Sections 6 and 19 of the law prohibit teachers from participating in any matter in which they have a personal financial interest.
Despite this, however, many teachers still use traditional models of lecturing and textbook centered instruction.
Conducting a functional assessment can be time consuming. Examples of how to demystify learning include students establishing his or her learning goals, students monitoring his or her own learning, involving students in developing classroom rules and procedures, and relating lessons to students' own lives and interests.
To address the problems posed by "tough customers," educators need to work as a group, he says. We often need reminders to praise our students throughout the school day. Lack of knowledge of specific technology: References Barriers to Integrating Technology For many schools, the dream technology program is just that — a dream.

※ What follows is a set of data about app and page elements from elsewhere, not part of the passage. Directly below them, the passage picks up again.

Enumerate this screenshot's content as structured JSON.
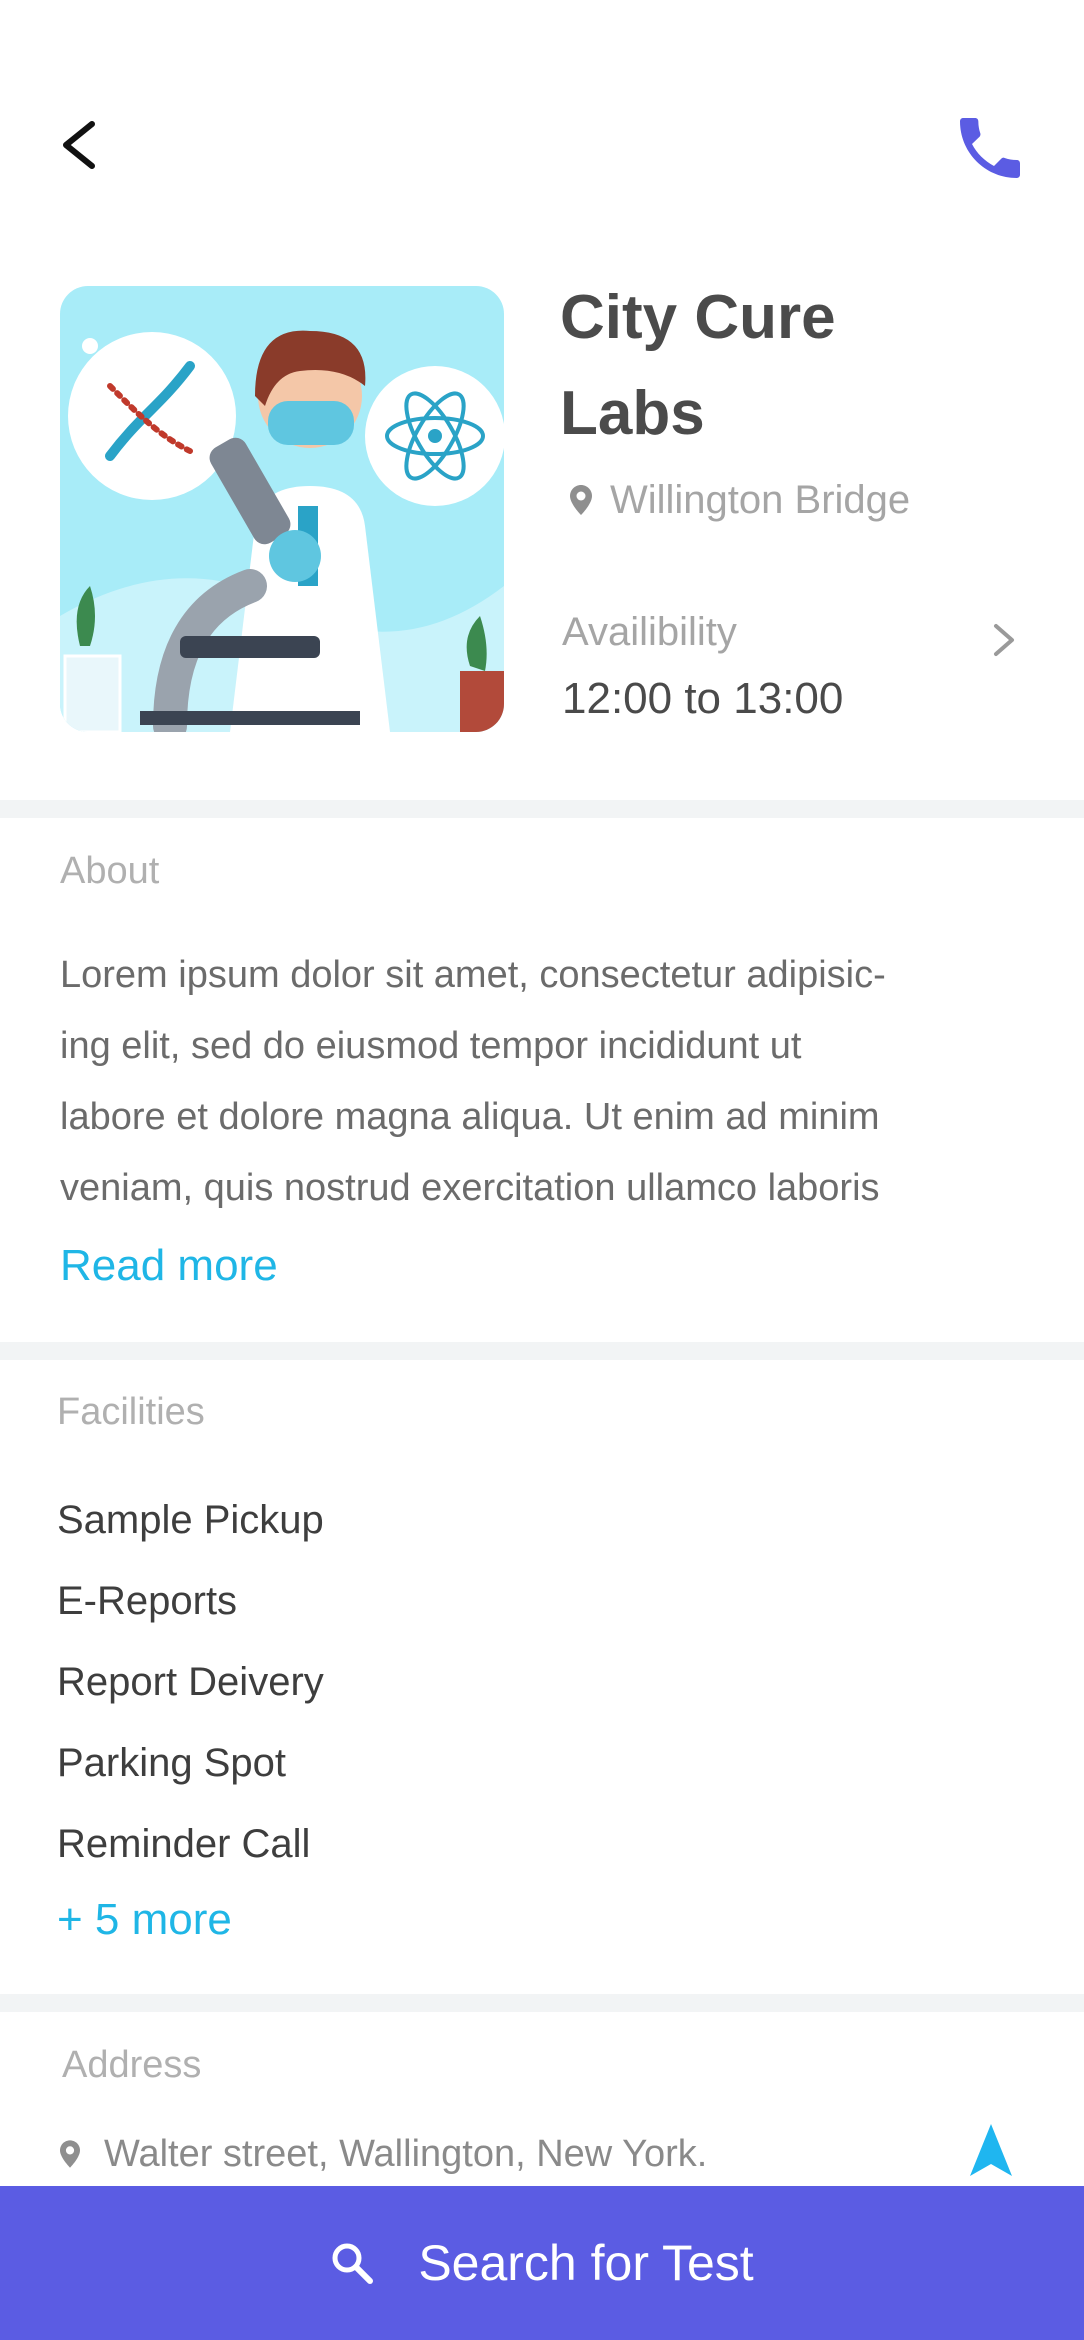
{
  "header": {
    "back_icon": "chevron-left-icon",
    "call_icon": "phone-icon"
  },
  "lab": {
    "name_line1": "City Cure",
    "name_line2": "Labs",
    "location": "Willington Bridge",
    "availability_label": "Availibility",
    "availability_time": "12:00 to 13:00",
    "image_icon": "scientist-microscope-illustration"
  },
  "about": {
    "label": "About",
    "lines": [
      "Lorem ipsum dolor sit amet, consectetur adipisic-",
      "ing elit, sed do eiusmod tempor incididunt ut",
      "labore et dolore magna aliqua. Ut enim ad minim",
      "veniam, quis nostrud exercitation ullamco laboris"
    ],
    "read_more": "Read more"
  },
  "facilities": {
    "label": "Facilities",
    "items": [
      "Sample Pickup",
      "E-Reports",
      "Report Deivery",
      "Parking Spot",
      "Reminder Call"
    ],
    "more": "+ 5 more"
  },
  "address": {
    "label": "Address",
    "text": "Walter street, Wallington, New York.",
    "nav_icon": "navigation-arrow-icon"
  },
  "cta": {
    "label": "Search for Test",
    "icon": "search-icon"
  },
  "colors": {
    "primary": "#5b5ce3",
    "link": "#1fb6e6",
    "nav_arrow": "#1fb6f0",
    "muted": "#a5a5a5",
    "divider": "#f2f4f5"
  }
}
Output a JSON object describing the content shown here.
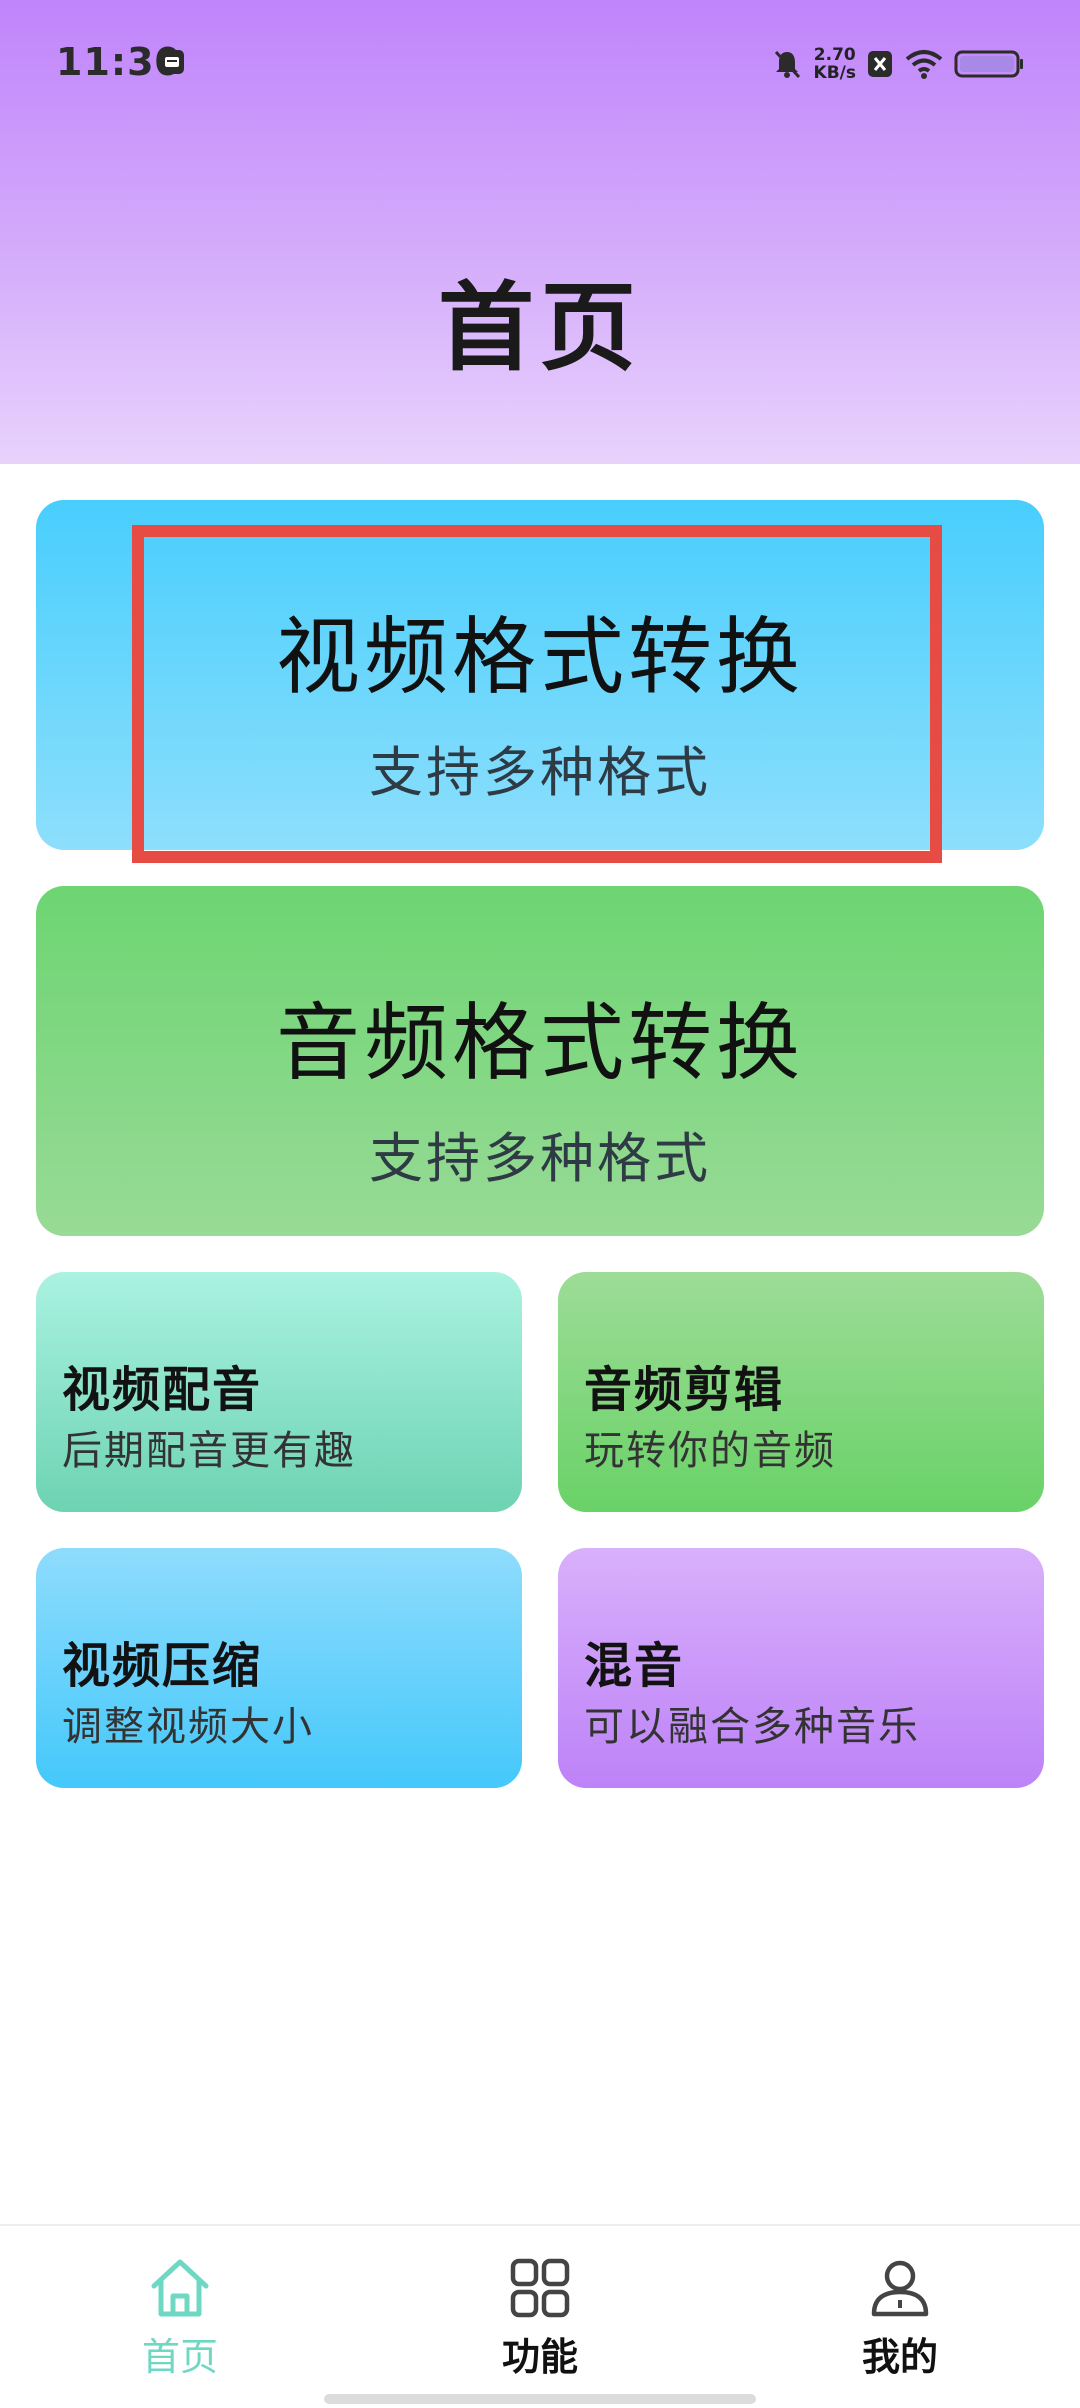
{
  "status_bar": {
    "time": "11:30",
    "speed_value": "2.70",
    "speed_unit": "KB/s"
  },
  "header": {
    "title": "首页"
  },
  "cards": {
    "video_format": {
      "title": "视频格式转换",
      "subtitle": "支持多种格式"
    },
    "audio_format": {
      "title": "音频格式转换",
      "subtitle": "支持多种格式"
    },
    "video_dub": {
      "title": "视频配音",
      "subtitle": "后期配音更有趣"
    },
    "audio_cut": {
      "title": "音频剪辑",
      "subtitle": "玩转你的音频"
    },
    "video_compress": {
      "title": "视频压缩",
      "subtitle": "调整视频大小"
    },
    "mix": {
      "title": "混音",
      "subtitle": "可以融合多种音乐"
    }
  },
  "bottom_nav": {
    "items": [
      {
        "label": "首页",
        "icon": "home-icon",
        "active": true
      },
      {
        "label": "功能",
        "icon": "grid-icon",
        "active": false
      },
      {
        "label": "我的",
        "icon": "user-icon",
        "active": false
      }
    ]
  },
  "colors": {
    "header_top": "#c084fb",
    "highlight": "#e74c44",
    "active_nav": "#6fd8c4"
  }
}
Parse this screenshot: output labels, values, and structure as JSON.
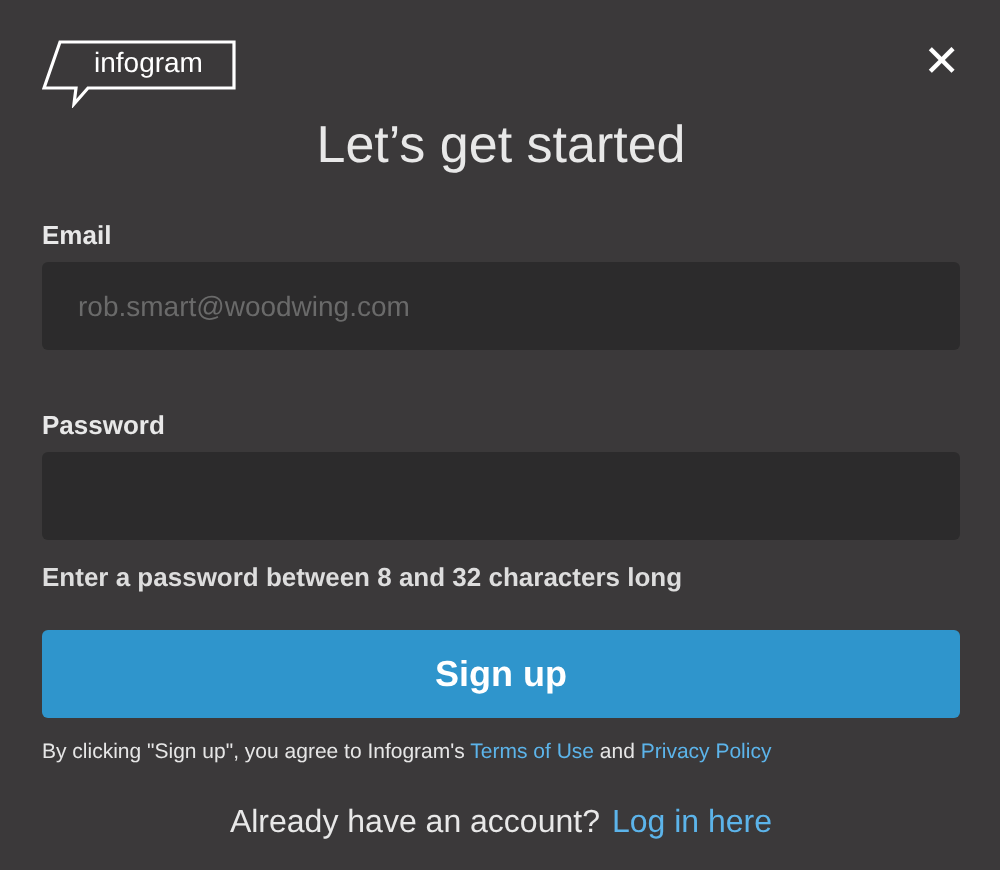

Some teachers continue to review subrules prior to each activity or periodically, depending on their students' needs. Ignore Wisely First, not all behaviors should be ignored. Additionally, they may not become immediately apparent, but rather only after initial efforts have been made.Eighty percent of K teachers use social media for personal or professional reasons, yet the same number worry about conflicts that may arise with their students or their parents as a result, according to a new survey from the University of Phoenix College of Education.
This page outlines how the Conflict of Interest Law applies to public school teachers. Conflict of Interest Law Information Public school teachers – teachers who work for school districts, regional schools, and charter schools -- are subject to the conflict of interest law, G.L.
c. A. development program for teachers. She has coedited, with Carol S. Weinstein, the Handbook of Research on Classroom Management: Research, Practice, and Contemporary Issues, (Lawrence.
When there are parent-teacher conflicts, the factors most frequently at work are (a) control issues, and/or (b) differences in values, and/or (c) different perceptions of the.
PRACTICES FOR SUCCESSFUL INCLUSION IN SECONDARY CLASSROOMS by Jason Stolarski inappropriate assessment procedures, and conflict between scheduling and time management (Worrell, ).
Collaboration, teacher attitudes regarding inclusion, the use of technology, teacher training and professional development must all be examined in order to. This unwillingness to listen to creation scientists who trust the Bible can cause considerable consternation between the departments, leading to conflict for the students in regard to what they hear in the various classrooms.Download